As for the cast of the production, everyone did a marvelous job. As a unit, the ensemble sounds wonderful and each player holds their own. Some strong performances included Shonna McEachern, who plays Martha Sowerby the maid, who is a joy to watch. Not only does she play it with a wee bit of sass and the right amount of kindness, she has the pipes to boot. Her song "If I Had A Fine White Horse" is beautifully sung and her Yorkshire accent is done well for the piece. Matthew Zahnzinger plays the brooding and quietly reserved Archibald Craven incredibly well. You see the guilt and sorrow he carries and brings such intensity to his moments. His song "A Bit of Earth" was a highlight of his performance and he plays it simply and you start to see a new side of him. Mary is played by up and coming Allsun O'Malley. She does a great job of carrying the show on her shoulders. She not only has a great interaction with the rest of the cast, but you genuinely see her grow throughout the show. With talent like that at such a young age, she will be one to look out for in future theatre productions around Boston. Each actor in the cast goes to great lengths to create a unique and interesting character. They succeed and bring a noticeably strong chemistry to the stage. When "There's a Girl" swells, the ensembles voices carry through the theatre wonderfully. Many kudos to the cast.
The lighting design uses so many different warm colors and tones that help create this world. One minute there are beautiful reds and oranges that really bring out the feeling of sunlight. The next, each actor has a small candle on a darkened stage during the Storm moments. It was a strong and effective lighting choice that helped convey the story. There is such variation that it brings such a great flavor to the production. The set is a hodgepodge of various items and I appreciated the detail that was implemented. Portraits and other items from the time period are displayed on the walls created an almost pack-rat feel that gave a sense of the disorder Archibald's world was in. Bits of the neglected garden sneaks its way through as well, bringing these worlds together. The costumes fit beautifully as well with the show and are a perfect reflection of the time period. Again, the details are amplified in the show from the soldier’s time period appropriate hats to the earthy tones for various members of the cast. It was a strong choice that not only makes sense for this show, but also blended well with the vision.
The Secret Garden is a classic story of growth, love and family. The Longwood Players create a beautiful production with a strong cast of talented actors.

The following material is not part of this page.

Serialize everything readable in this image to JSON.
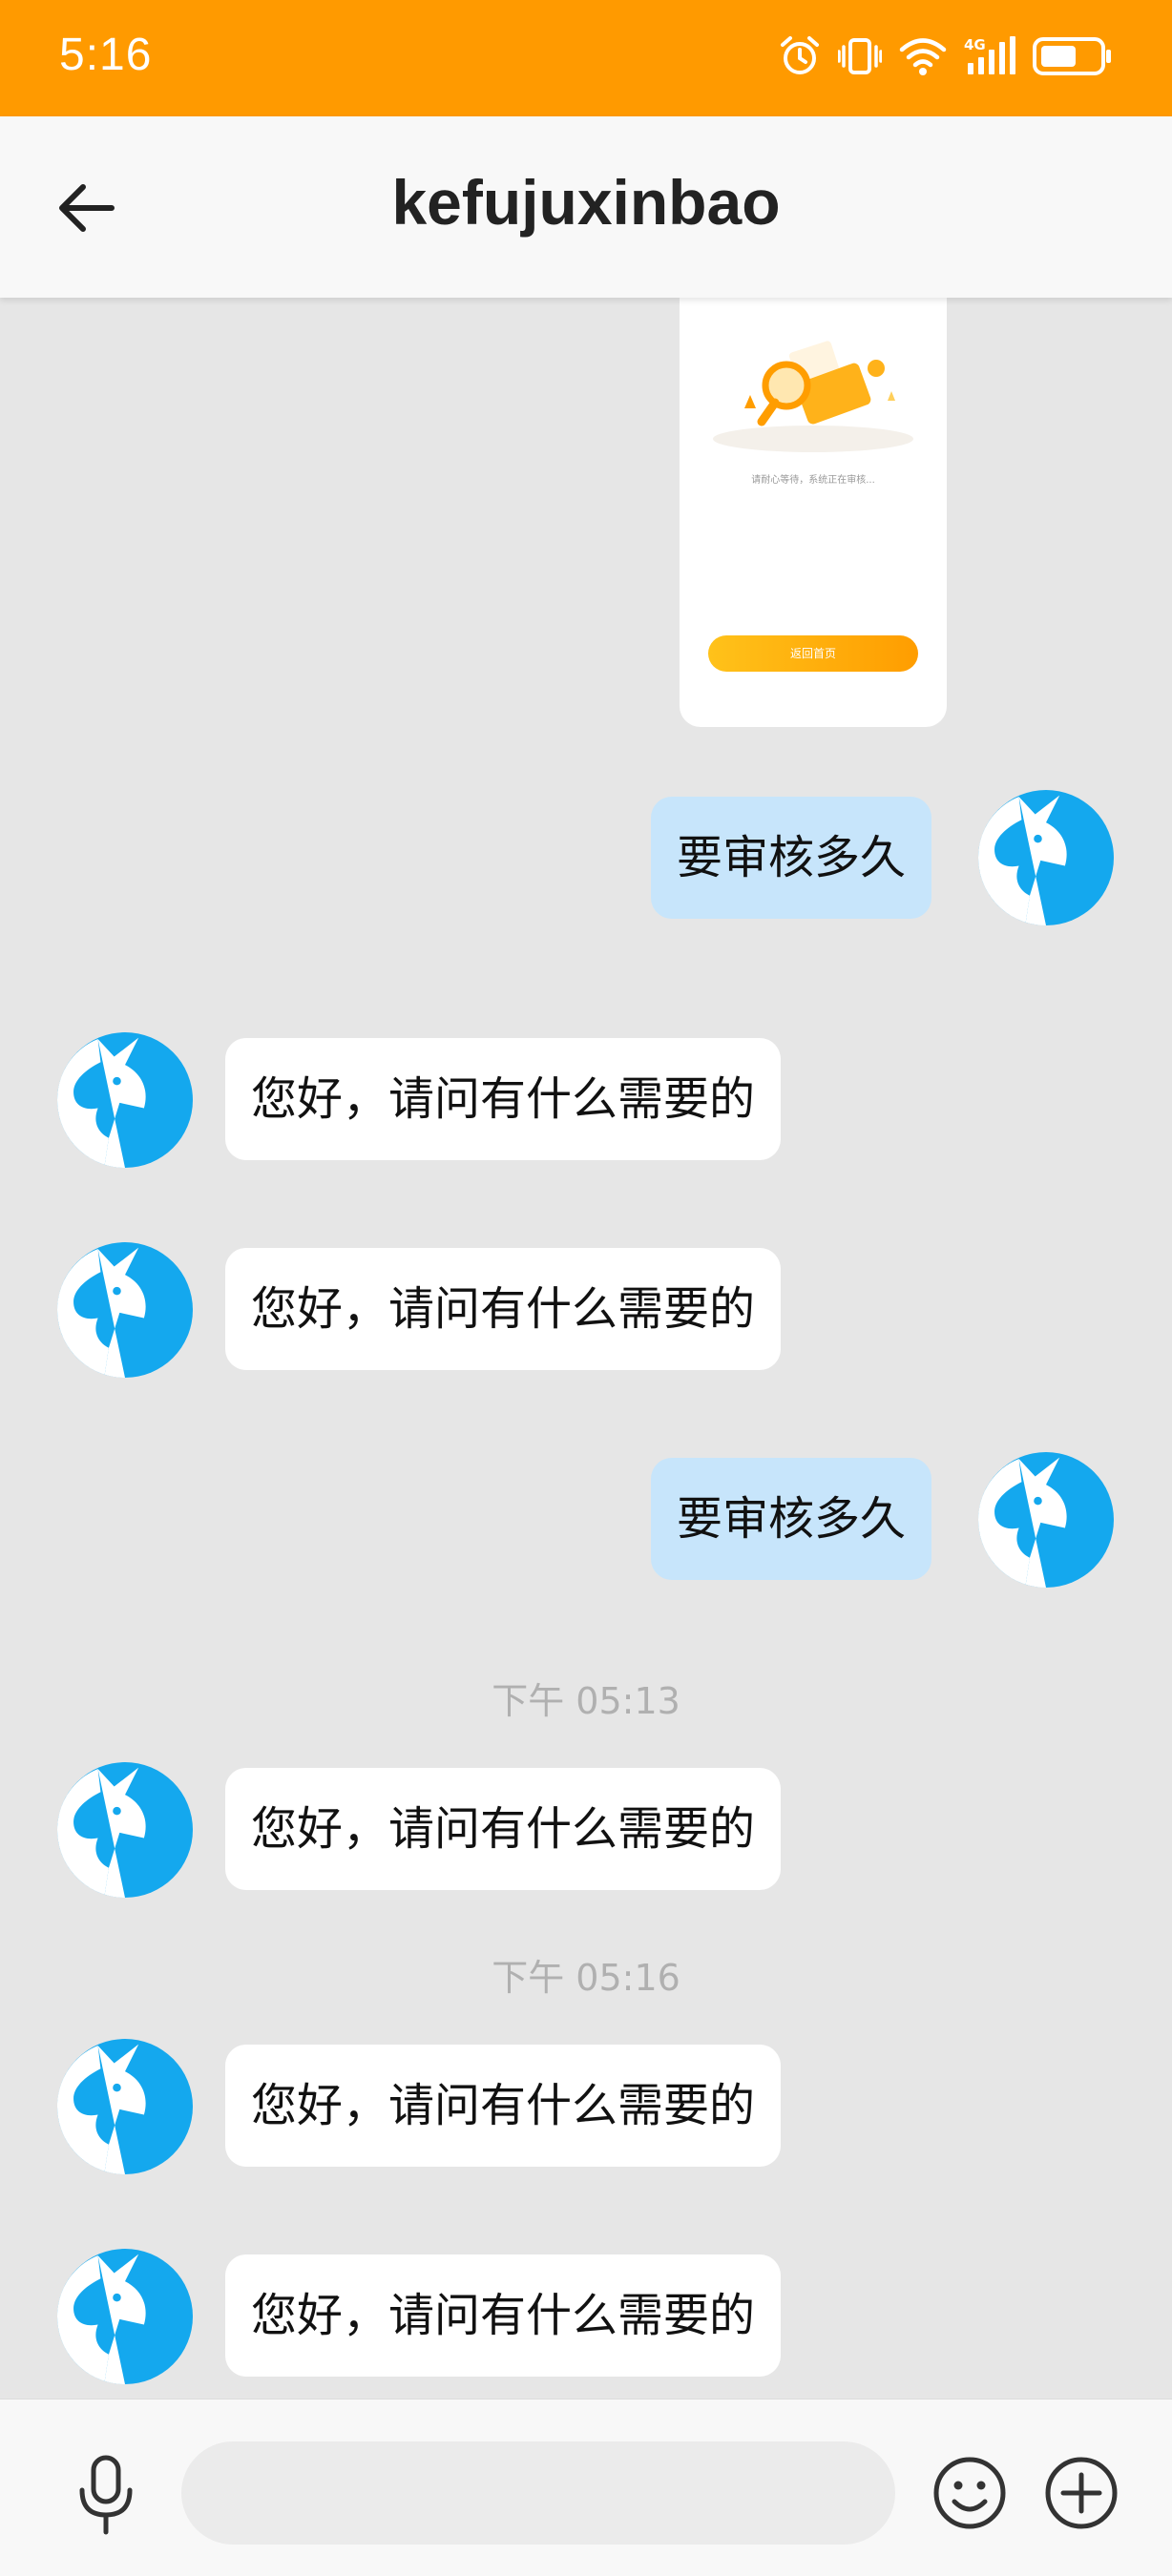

The emphasis of such powerful themes is present and each piece of the production contributes a great deal creating a wonderful visual for the stage. The importance of family is ever present throughout this show and teaches us the lesson that the future can be bright for everyone, even if we can't see it right away. There is hope. Everything comes together nicely and intertwined in a very unique way, creating a very enjoyable night of theatre.